"We started an emu farm with 10 birds. All are in the breeding stage," Sanjeevan Sharma, a young computer engineer, told IANS.
He said that he and his advocate friend Arvind Awasthi started the farm with INR4 lakh.
The state's first emu farm is in Solan district. Ashish Naval, who set it up almost one and a half years ago, said that rearing emus is a highly remunerative meat-processing industry.
"Still in the nascent stage in the northern states, its meat has a huge demand as it sells at around INR350 per kg," he said.
Naval, who now has more than 30 emu farms across the country with more than 2,000 pairs, said that one caretaker can easily handle more than 100 emu pairs.
"For 20 pairs, a 500sqft area is enough. If a farm is hatching chicks and selling breeding birds, in the first year the entrepreneur can recover 90 percent of the project cost."
He said that a three-month-old pair easily fetches INR10,000, whereas the egg costs around INR1,000. "In economic terms, the return is 10 times more with just three months of egg hatching."
"It is not very expensive to rear emus. In fact, it needs simple care and no major vaccination," he added.
The weather in the mid-hills of the state is congenial for rearing emus, said RS Kishtwaria, former Deputy Director of the Animal Husbandry Department of Chaudhary Sarwan Kumar Himachal Pradesh Agriculture University.
He said that emu farming, because of the low maintenance cost, would be more successful in areas where people find it hard to grow fruit crops due to the monkey menace.
Found mainly in Australia, emus are domesticated for their high-value oil, meat, egg, skin, claws and feather.
An adult emu is around six feet tall and weighs around 50kg.
Sharma said that he had received good response on emu farming from farmers across Himachal.
"A number of farmers from Shimla, Sirmaur and Solan districts - where the monkey menace is acute - are contacting us to know about this poultry business. We have already received orders to procure emu eggs and pairs," he said.
"Once the breeding starts, we will sign contracts with farmers to market their produce (birds) back to us," Sharma said.
Mohan Verma, a farmer on the outskirts of Shimla town, told IANS: "In our area, farmers have stopped cultivation due to the monkey menace. We are now planning to go for emu rearing due to high returns. Moreover, there is easy financing by Nabard (National Bank for Agriculture and Rural Development) for raising a farm."
Thousands of farmers in Shimla, Solan, Sirmaur, Bilaspur, Hamirpur, Una, Mandi and Kangra districts have incurred losses due to marauding monkeys.

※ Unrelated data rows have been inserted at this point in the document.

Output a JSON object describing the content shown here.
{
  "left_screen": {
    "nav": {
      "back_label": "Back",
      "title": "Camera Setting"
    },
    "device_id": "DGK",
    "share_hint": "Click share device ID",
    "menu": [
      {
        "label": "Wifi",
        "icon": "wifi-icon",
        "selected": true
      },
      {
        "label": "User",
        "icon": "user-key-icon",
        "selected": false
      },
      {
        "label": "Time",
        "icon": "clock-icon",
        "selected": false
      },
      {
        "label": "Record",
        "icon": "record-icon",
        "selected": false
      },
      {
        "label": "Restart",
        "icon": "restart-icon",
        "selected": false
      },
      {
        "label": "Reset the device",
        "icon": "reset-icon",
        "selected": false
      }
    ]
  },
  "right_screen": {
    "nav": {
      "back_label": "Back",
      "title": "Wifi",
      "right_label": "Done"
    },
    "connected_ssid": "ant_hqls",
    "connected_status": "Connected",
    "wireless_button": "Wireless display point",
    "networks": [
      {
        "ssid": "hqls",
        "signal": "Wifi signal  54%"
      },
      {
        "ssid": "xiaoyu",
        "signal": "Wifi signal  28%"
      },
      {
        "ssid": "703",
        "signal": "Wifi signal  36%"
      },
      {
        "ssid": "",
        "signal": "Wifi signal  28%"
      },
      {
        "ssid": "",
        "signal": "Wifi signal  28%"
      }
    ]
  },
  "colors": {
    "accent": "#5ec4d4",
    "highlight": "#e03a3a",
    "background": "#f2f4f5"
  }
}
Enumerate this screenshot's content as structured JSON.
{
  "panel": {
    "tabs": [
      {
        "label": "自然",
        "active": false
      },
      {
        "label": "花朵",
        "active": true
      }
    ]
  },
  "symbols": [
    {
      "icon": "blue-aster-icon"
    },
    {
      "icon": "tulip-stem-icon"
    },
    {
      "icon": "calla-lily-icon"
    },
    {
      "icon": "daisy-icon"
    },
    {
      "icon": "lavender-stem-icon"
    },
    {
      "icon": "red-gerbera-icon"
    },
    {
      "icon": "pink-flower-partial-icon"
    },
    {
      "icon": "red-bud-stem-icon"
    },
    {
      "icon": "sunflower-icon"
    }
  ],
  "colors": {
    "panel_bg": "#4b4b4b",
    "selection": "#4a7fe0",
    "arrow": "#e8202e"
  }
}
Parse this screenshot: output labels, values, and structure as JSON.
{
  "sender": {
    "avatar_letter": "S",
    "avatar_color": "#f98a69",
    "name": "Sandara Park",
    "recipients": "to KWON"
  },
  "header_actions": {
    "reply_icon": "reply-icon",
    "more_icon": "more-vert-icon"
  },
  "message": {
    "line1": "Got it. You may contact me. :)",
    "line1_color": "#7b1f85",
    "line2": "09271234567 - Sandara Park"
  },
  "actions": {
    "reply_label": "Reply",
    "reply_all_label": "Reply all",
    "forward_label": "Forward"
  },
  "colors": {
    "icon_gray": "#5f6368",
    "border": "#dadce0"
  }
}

As per forest department estimates, more than 9,00,000 farmers are affected by the simians.
Monkeys, numbering over 3,00,000, mainly target the cereal and fruit crops, causing extensive damage.
Kishtwaria said that less than an acre was sufficient to raise 30 emu pairs, from which one can reap a profit of more than INR10 lakh a year.
An adult bird, which starts laying eggs after 18 months of hatching, continues to breed till the age of 40. On an average, a healthy emu lays up to 40 eggs in a year between October and April.
Besides the meat and eggs, the oil extracted from the birds has a huge export market.